Mr. de la Pava’s new book, Lost Empress, is another overstuffed portmanteau—half farce, half serious social novel, half compendium of meditations on everything from Joni Mitchell’s early albums to the superiority of football’s 4-3 defensive alignment. That’s three halves, but as with A Naked Singularity,Lost Empress feels bigger than a single book. It gives you your money’s worth ... Lost Empress can feel loose and arbitrary, and it takes a while for its many moving parts to start humming. But once this monster of a book gathers momentum, it carries the reader into a teeming, complex world guided by a logic that’s never far removed from lunacy.
So does de la Pava’s old-school autodidacticism mean that his work is uncontaminated by influence, something new under the literary sun? In most ways no, but in some important and thrilling ways yes ... The style, of course, is the extraordinary thing, as it would need to be to unite all the elements of a novel of this length and sprawl. It is colloquial in tempo yet nerdy in content, divinely detached yet intimately casual in tone, impossibly learned and improvisational at the same time.
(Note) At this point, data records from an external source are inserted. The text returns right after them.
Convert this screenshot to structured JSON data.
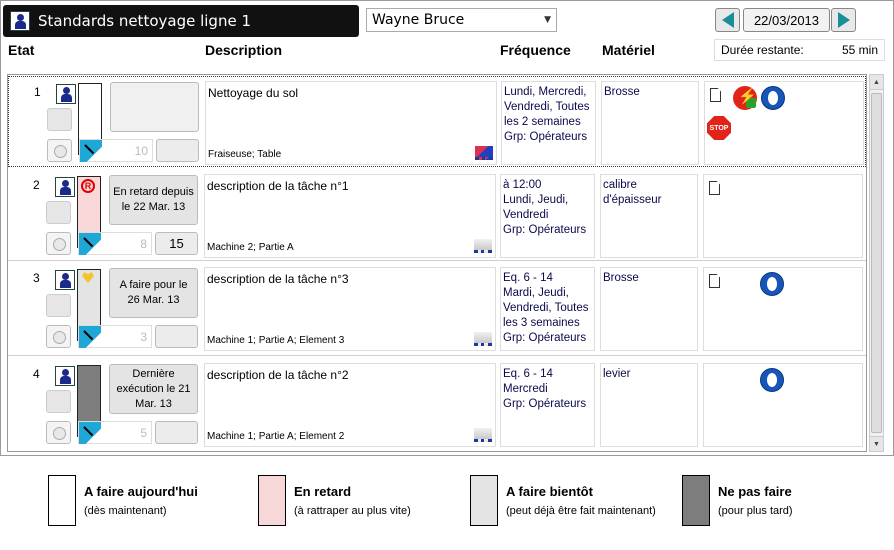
{
  "window": {
    "title": "Standards nettoyage ligne 1",
    "user": "Wayne Bruce",
    "date": "22/03/2013"
  },
  "columns": {
    "etat": "Etat",
    "description": "Description",
    "frequence": "Fréquence",
    "materiel": "Matériel"
  },
  "remaining": {
    "label": "Durée restante:",
    "value": "55 min"
  },
  "colors": {
    "today": "#ffffff",
    "late": "#f8d7d8",
    "soon": "#e4e4e4",
    "dont": "#7d7d7d",
    "accent": "#1a8f9a"
  },
  "rows": [
    {
      "num": "1",
      "status_color": "#ffffff",
      "status_label": "",
      "status_icon": "",
      "gauge_value": "10",
      "count": "",
      "description": "Nettoyage du sol",
      "location": "Fraiseuse; Table",
      "frequency": [
        "Lundi, Mercredi,",
        "Vendredi, Toutes",
        "les 2 semaines",
        "Grp: Opérateurs"
      ],
      "material": [
        "Brosse"
      ],
      "icons": [
        "document-icon",
        "electric-danger-icon",
        "safety-helmet-icon",
        "stop-sign-icon"
      ],
      "stop_label": "STOP"
    },
    {
      "num": "2",
      "status_color": "#f8d7d8",
      "status_label": "En retard depuis le 22 Mar. 13",
      "status_icon": "registered-icon",
      "gauge_value": "8",
      "count": "15",
      "description": "description de la tâche  n°1",
      "location": "Machine 2; Partie A",
      "frequency": [
        "à 12:00",
        "Lundi, Jeudi,",
        "Vendredi",
        "Grp: Opérateurs"
      ],
      "material": [
        "calibre",
        "d'épaisseur"
      ],
      "icons": [
        "document-icon"
      ]
    },
    {
      "num": "3",
      "status_color": "#e4e4e4",
      "status_label": "A faire pour le 26 Mar. 13",
      "status_icon": "heart-icon",
      "gauge_value": "3",
      "count": "",
      "description": "description de la tâche n°3",
      "location": "Machine 1; Partie A; Element 3",
      "frequency": [
        "Eq. 6 - 14",
        "Mardi, Jeudi,",
        "Vendredi, Toutes",
        "les 3 semaines",
        "Grp: Opérateurs"
      ],
      "material": [
        "Brosse"
      ],
      "icons": [
        "document-icon",
        "safety-helmet-icon"
      ]
    },
    {
      "num": "4",
      "status_color": "#7d7d7d",
      "status_label": "Dernière exécution le 21 Mar. 13",
      "status_icon": "",
      "gauge_value": "5",
      "count": "",
      "description": "description de la tâche n°2",
      "location": "Machine 1; Partie A; Element 2",
      "frequency": [
        "Eq. 6 - 14",
        "Mercredi",
        "Grp: Opérateurs"
      ],
      "material": [
        "levier"
      ],
      "icons": [
        "safety-helmet-icon"
      ]
    }
  ],
  "legend": [
    {
      "title": "A faire aujourd'hui",
      "sub": "(dès maintenant)",
      "color": "#ffffff"
    },
    {
      "title": "En retard",
      "sub": "(à rattraper au plus vite)",
      "color": "#f8d7d8"
    },
    {
      "title": "A faire bientôt",
      "sub": "(peut déjà être fait maintenant)",
      "color": "#e4e4e4"
    },
    {
      "title": "Ne pas faire",
      "sub": "(pour plus tard)",
      "color": "#7d7d7d"
    }
  ]
}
If de la Pava has a signature move, it’s to zoom out from a highly specific action or bit of characterization in order to generalize about or extrapolate from it, while still holding on to the speech-replicating sentence structures that ground that action in a kind of conversational specificity.
Boldly billing itself as 'a protest,' the book takes hold of American football and duly hot-wires it to the national grid, so that the sparks jump across a matrix that extends from stadium sport to the prison system to a shadowy criminal cartel known as the Absence. Reading it is a little like being accosted by a brilliant conspiracy theorist on the night bus home: assuming we go with the flow and ward off the occasional moments of outright exasperation, we may just come away converted ... Lost Empress gives us the author as ringmaster and his characters as show ponies. No doubt a more exacting editor would have tidied the novel’s rougher edges. They might have fleshed out its inhabitants and closed off various avenues of inquiry, thereby ensuring a more coherent end product. But in so doing they would have risked breaking its spirit, short-circuiting the book’s crazed interconnectivity. Far better, on balance, to leave the thing as it is: a teeming microcosm of the American Dream and its relationship to a network of oppressive social systems. Lost Empress is zealous and unruly, jolting and uproarious; it’s all over the map. But what it lacks in rigor it more than makes up for in life.